A lottery is a game in which a group of numbers are drawn, either manually or through machines, to win prizes. The prizes may be lump sums or annuities paid over a period of years. In the United States, state governments organize and regulate lotteries. The money collected by these games is used to fund a wide range of government projects. Despite the widespread popularity of lotteries, they are sometimes considered addictive and can result in serious problems for winners. In fact, there have been several cases of people who have won massive amounts of money and then lost it all in a short timeframe.

Traditionally, the lottery has been a popular form of gambling that relies on chance and probability. It has been used for centuries to determine ownership of property and other rights, including the right to marry. During the seventeenth and eighteenth centuries, it was an important way to raise money for wars, public-works projects, colleges, and other institutions. Today, it remains a popular form of entertainment and is one of the most profitable forms of gambling in the world.

Lottery is a popular pastime for many Americans, but it can be extremely expensive over the long term.

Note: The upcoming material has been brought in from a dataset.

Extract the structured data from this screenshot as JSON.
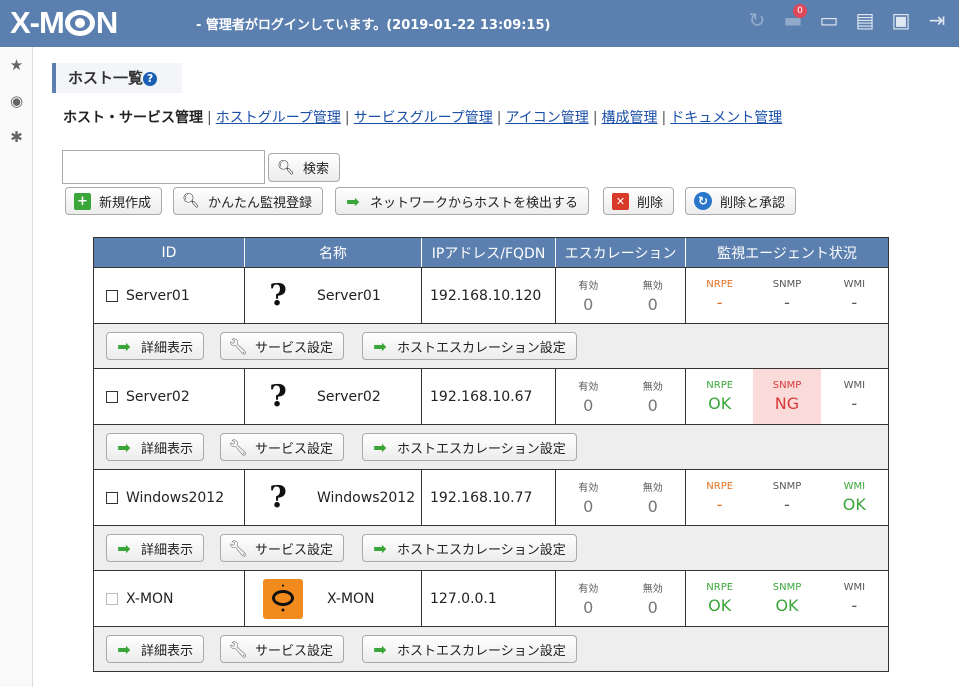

In addition to the cost of tickets, winners must also pay taxes on their winnings. Often, the amount of tax owed is far greater than the actual prize money. In addition, the chances of winning are slim. For these reasons, many experts believe that the lottery is an addiction.

The word “lottery” is derived from the Latin for “fate,” or chance. While the lottery’s roots are in fate, it has since become a common way for people to try and gain an advantage over others by means of chance. The first modern lottery was created in 1612, when King James I of England organized a lottery to help fund the settlement at Jamestown, Virginia. Since then, lotteries have been a popular method of raising funds for cities, wars, and colleges.

While some players play a system of their own design, most choose their numbers randomly or based on personal preferences. For example, some players prefer to play the numbers that represent their birthdays or anniversaries. While this strategy doesn’t increase their chances of winning, it does help to reduce the odds of splitting a prize.

Regardless of their reason for playing, most players will admit that the monetary value of the prize is only part of the reward. There is also a non-monetary benefit from participating in the lottery, such as the sense of excitement and anticipation that comes with knowing you might win. For some, this is enough to make the purchase a rational choice.